» **INSTRUCTIONS FOR THE TASK**: From the entries below, gather each line containing the word "name".

═════ DATA

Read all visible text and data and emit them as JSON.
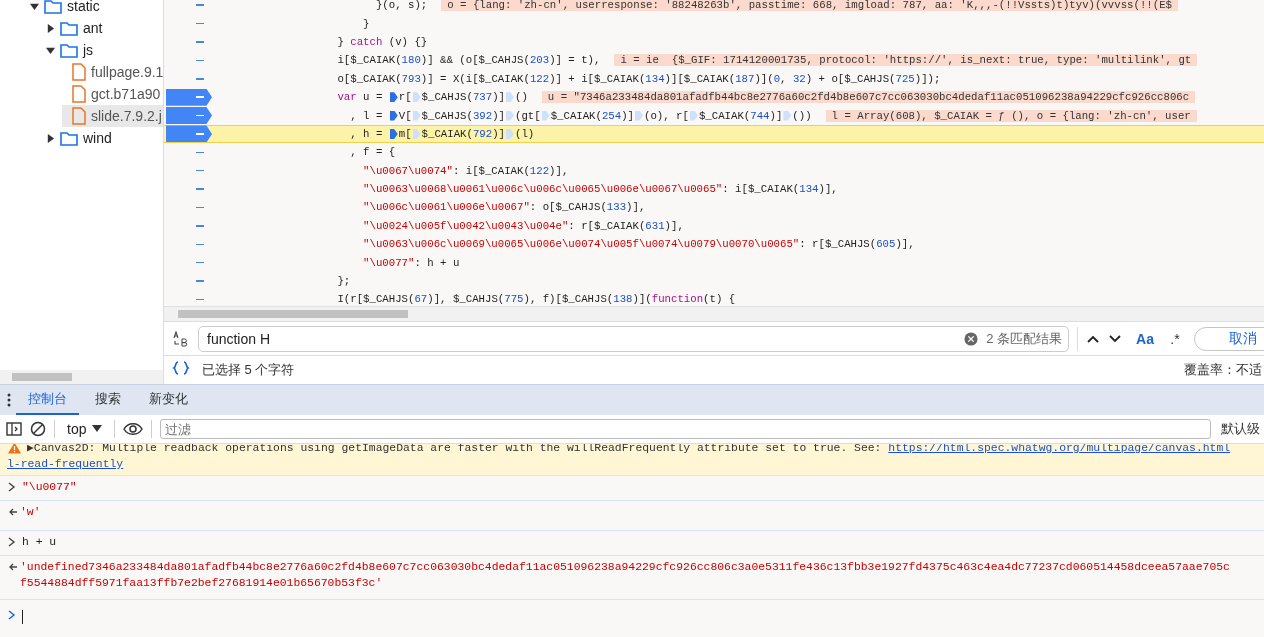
{
  "file_tree": [
    {
      "name": "static",
      "kind": "folder",
      "expanded": true,
      "children": [
        {
          "name": "ant",
          "kind": "folder",
          "expanded": false
        },
        {
          "name": "js",
          "kind": "folder",
          "expanded": true,
          "children": [
            {
              "name": "fullpage.9.1",
              "kind": "file",
              "selected": false
            },
            {
              "name": "gct.b71a90",
              "kind": "file",
              "selected": false
            },
            {
              "name": "slide.7.9.2.j",
              "kind": "file",
              "selected": true
            }
          ]
        },
        {
          "name": "wind",
          "kind": "folder",
          "expanded": false
        }
      ]
    }
  ],
  "code_lines": [
    {
      "tokens": [
        {
          "kind": "text",
          "text": "                        }(o, s);"
        }
      ],
      "inline": "o = {lang: 'zh-cn', userresponse: '88248263b', passtime: 668, imgload: 787, aa: 'K,,,-(!!Vssts)t)tyv)(vvvss(!!(E$",
      "breakpoint": false,
      "highlighted": false
    },
    {
      "tokens": [
        {
          "kind": "text",
          "text": "                      }"
        }
      ],
      "breakpoint": false,
      "highlighted": false
    },
    {
      "tokens": [
        {
          "kind": "text",
          "text": "                  } "
        },
        {
          "kind": "keyword",
          "text": "catch"
        },
        {
          "kind": "text",
          "text": " (v) {}"
        }
      ],
      "breakpoint": false,
      "highlighted": false
    },
    {
      "tokens": [
        {
          "kind": "text",
          "text": "                  i[$_CAIAK("
        },
        {
          "kind": "number",
          "text": "180"
        },
        {
          "kind": "text",
          "text": ")] && (o[$_CAHJS("
        },
        {
          "kind": "number",
          "text": "203"
        },
        {
          "kind": "text",
          "text": ")] = t),"
        }
      ],
      "inline": "i = ie  {$_GIF: 1714120001735, protocol: 'https://', is_next: true, type: 'multilink', gt",
      "breakpoint": false,
      "highlighted": false
    },
    {
      "tokens": [
        {
          "kind": "text",
          "text": "                  o[$_CAIAK("
        },
        {
          "kind": "number",
          "text": "793"
        },
        {
          "kind": "text",
          "text": ")] = X(i[$_CAIAK("
        },
        {
          "kind": "number",
          "text": "122"
        },
        {
          "kind": "text",
          "text": ")] + i[$_CAIAK("
        },
        {
          "kind": "number",
          "text": "134"
        },
        {
          "kind": "text",
          "text": ")][$_CAIAK("
        },
        {
          "kind": "number",
          "text": "187"
        },
        {
          "kind": "text",
          "text": ")]("
        },
        {
          "kind": "number",
          "text": "0"
        },
        {
          "kind": "text",
          "text": ", "
        },
        {
          "kind": "number",
          "text": "32"
        },
        {
          "kind": "text",
          "text": ") + o[$_CAHJS("
        },
        {
          "kind": "number",
          "text": "725"
        },
        {
          "kind": "text",
          "text": ")]);"
        }
      ],
      "breakpoint": false,
      "highlighted": false
    },
    {
      "tokens": [
        {
          "kind": "keyword",
          "text": "                  var"
        },
        {
          "kind": "text",
          "text": " u = "
        },
        {
          "kind": "step"
        },
        {
          "kind": "text",
          "text": "r["
        },
        {
          "kind": "call-step"
        },
        {
          "kind": "text",
          "text": "$_CAHJS("
        },
        {
          "kind": "number",
          "text": "737"
        },
        {
          "kind": "text",
          "text": ")]"
        },
        {
          "kind": "call-step"
        },
        {
          "kind": "text",
          "text": "()"
        }
      ],
      "inline": "u = \"7346a233484da801afadfb44bc8e2776a60c2fd4b8e607c7cc063030bc4dedaf11ac051096238a94229cfc926cc806c",
      "breakpoint": true,
      "highlighted": false
    },
    {
      "tokens": [
        {
          "kind": "text",
          "text": "                    , l = "
        },
        {
          "kind": "step"
        },
        {
          "kind": "text",
          "text": "V["
        },
        {
          "kind": "call-step"
        },
        {
          "kind": "text",
          "text": "$_CAHJS("
        },
        {
          "kind": "number",
          "text": "392"
        },
        {
          "kind": "text",
          "text": ")]"
        },
        {
          "kind": "call-step"
        },
        {
          "kind": "text",
          "text": "(gt["
        },
        {
          "kind": "call-step"
        },
        {
          "kind": "text",
          "text": "$_CAIAK("
        },
        {
          "kind": "number",
          "text": "254"
        },
        {
          "kind": "text",
          "text": ")]"
        },
        {
          "kind": "call-step"
        },
        {
          "kind": "text",
          "text": "(o), r["
        },
        {
          "kind": "call-step"
        },
        {
          "kind": "text",
          "text": "$_CAIAK("
        },
        {
          "kind": "number",
          "text": "744"
        },
        {
          "kind": "text",
          "text": ")]"
        },
        {
          "kind": "call-step"
        },
        {
          "kind": "text",
          "text": "())"
        }
      ],
      "inline": "l = Array(608), $_CAIAK = ƒ (), o = {lang: 'zh-cn', user",
      "breakpoint": true,
      "highlighted": false
    },
    {
      "tokens": [
        {
          "kind": "text",
          "text": "                    , h = "
        },
        {
          "kind": "step"
        },
        {
          "kind": "text",
          "text": "m["
        },
        {
          "kind": "call-step"
        },
        {
          "kind": "text",
          "text": "$_CAIAK("
        },
        {
          "kind": "number",
          "text": "792"
        },
        {
          "kind": "text",
          "text": ")]"
        },
        {
          "kind": "call-step"
        },
        {
          "kind": "text",
          "text": "(l)"
        }
      ],
      "breakpoint": true,
      "highlighted": true
    },
    {
      "tokens": [
        {
          "kind": "text",
          "text": "                    , f = {"
        }
      ],
      "breakpoint": false,
      "highlighted": false
    },
    {
      "tokens": [
        {
          "kind": "string",
          "text": "                      \"\\u0067\\u0074\""
        },
        {
          "kind": "text",
          "text": ": i[$_CAIAK("
        },
        {
          "kind": "number",
          "text": "122"
        },
        {
          "kind": "text",
          "text": ")],"
        }
      ],
      "breakpoint": false,
      "highlighted": false
    },
    {
      "tokens": [
        {
          "kind": "string",
          "text": "                      \"\\u0063\\u0068\\u0061\\u006c\\u006c\\u0065\\u006e\\u0067\\u0065\""
        },
        {
          "kind": "text",
          "text": ": i[$_CAIAK("
        },
        {
          "kind": "number",
          "text": "134"
        },
        {
          "kind": "text",
          "text": ")],"
        }
      ],
      "breakpoint": false,
      "highlighted": false
    },
    {
      "tokens": [
        {
          "kind": "string",
          "text": "                      \"\\u006c\\u0061\\u006e\\u0067\""
        },
        {
          "kind": "text",
          "text": ": o[$_CAHJS("
        },
        {
          "kind": "number",
          "text": "133"
        },
        {
          "kind": "text",
          "text": ")],"
        }
      ],
      "breakpoint": false,
      "highlighted": false
    },
    {
      "tokens": [
        {
          "kind": "string",
          "text": "                      \"\\u0024\\u005f\\u0042\\u0043\\u004e\""
        },
        {
          "kind": "text",
          "text": ": r[$_CAIAK("
        },
        {
          "kind": "number",
          "text": "631"
        },
        {
          "kind": "text",
          "text": ")],"
        }
      ],
      "breakpoint": false,
      "highlighted": false
    },
    {
      "tokens": [
        {
          "kind": "string",
          "text": "                      \"\\u0063\\u006c\\u0069\\u0065\\u006e\\u0074\\u005f\\u0074\\u0079\\u0070\\u0065\""
        },
        {
          "kind": "text",
          "text": ": r[$_CAHJS("
        },
        {
          "kind": "number",
          "text": "605"
        },
        {
          "kind": "text",
          "text": ")],"
        }
      ],
      "breakpoint": false,
      "highlighted": false
    },
    {
      "tokens": [
        {
          "kind": "string",
          "text": "                      \"\\u0077\""
        },
        {
          "kind": "text",
          "text": ": h + u"
        }
      ],
      "breakpoint": false,
      "highlighted": false
    },
    {
      "tokens": [
        {
          "kind": "text",
          "text": "                  };"
        }
      ],
      "breakpoint": false,
      "highlighted": false
    },
    {
      "tokens": [
        {
          "kind": "text",
          "text": "                  I(r[$_CAHJS("
        },
        {
          "kind": "number",
          "text": "67"
        },
        {
          "kind": "text",
          "text": ")], $_CAHJS("
        },
        {
          "kind": "number",
          "text": "775"
        },
        {
          "kind": "text",
          "text": "), f)[$_CAHJS("
        },
        {
          "kind": "number",
          "text": "138"
        },
        {
          "kind": "text",
          "text": ")]("
        },
        {
          "kind": "keyword",
          "text": "function"
        },
        {
          "kind": "text",
          "text": "(t) {"
        }
      ],
      "breakpoint": false,
      "highlighted": false
    }
  ],
  "search": {
    "value": "function H",
    "match_count": "2 条匹配结果",
    "case_button": "Aa",
    "regex_button": ".*",
    "cancel_button": "取消"
  },
  "status": {
    "selection": "已选择 5 个字符",
    "coverage": "覆盖率：不适"
  },
  "console_tabs": [
    {
      "label": "控制台",
      "selected": true
    },
    {
      "label": "搜索",
      "selected": false
    },
    {
      "label": "新变化",
      "selected": false
    }
  ],
  "console_toolbar": {
    "context": "top",
    "filter_placeholder": "过滤",
    "levels": "默认级"
  },
  "messages": [
    {
      "kind": "warning",
      "text": "▶Canvas2D: Multiple readback operations using getImageData are faster with the willReadFrequently attribute set to true. See: ",
      "link": "https://html.spec.whatwg.org/multipage/canvas.html",
      "link_continued": "l-read-frequently"
    },
    {
      "kind": "string-input",
      "text": "\"\\u0077\""
    },
    {
      "kind": "output",
      "lines": [
        "'w'"
      ]
    },
    {
      "kind": "input",
      "text": "h + u"
    },
    {
      "kind": "output",
      "lines": [
        "'undefined7346a233484da801afadfb44bc8e2776a60c2fd4b8e607c7cc063030bc4dedaf11ac051096238a94229cfc926cc806c3a0e5311fe436c13fbb3e1927fd4375c463c4ea4dc77237cd060514458dceea57aae705c",
        "f5544884dff5971faa13ffb7e2bef27681914e01b65670b53f3c'"
      ]
    },
    {
      "kind": "prompt"
    }
  ]
}
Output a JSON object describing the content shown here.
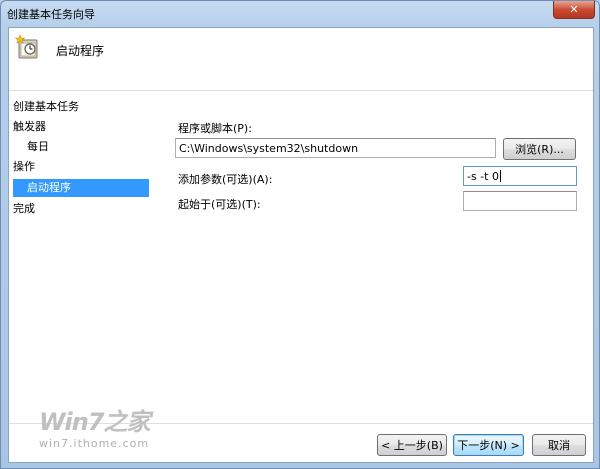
{
  "window": {
    "title": "创建基本任务向导",
    "close_glyph": "✕"
  },
  "header": {
    "title": "启动程序",
    "icon": "task-scheduler-icon"
  },
  "sidebar": {
    "title": "创建基本任务",
    "items": [
      {
        "label": "触发器",
        "sub": false,
        "selected": false
      },
      {
        "label": "每日",
        "sub": true,
        "selected": false
      },
      {
        "label": "操作",
        "sub": false,
        "selected": false
      },
      {
        "label": "启动程序",
        "sub": true,
        "selected": true
      },
      {
        "label": "完成",
        "sub": false,
        "selected": false
      }
    ]
  },
  "form": {
    "program_label": "程序或脚本(P):",
    "program_value": "C:\\Windows\\system32\\shutdown",
    "browse_label": "浏览(R)...",
    "args_label": "添加参数(可选)(A):",
    "args_value": "-s -t 0",
    "startin_label": "起始于(可选)(T):",
    "startin_value": ""
  },
  "footer": {
    "back_label": "< 上一步(B)",
    "next_label": "下一步(N) >",
    "cancel_label": "取消"
  },
  "watermark": {
    "logo": "Win7之家",
    "url": "win7.ithome.com"
  },
  "colors": {
    "selection": "#3399ff",
    "titlebar": "#b9d1ea",
    "close": "#c8472f"
  }
}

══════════

» **TASK RESULT**:
      "name": "static",
          "name": "ant",
          "name": "js",
              "name": "fullpage.9.1",
              "name": "gct.b71a90",
              "name": "slide.7.9.2.j",
          "name": "wind",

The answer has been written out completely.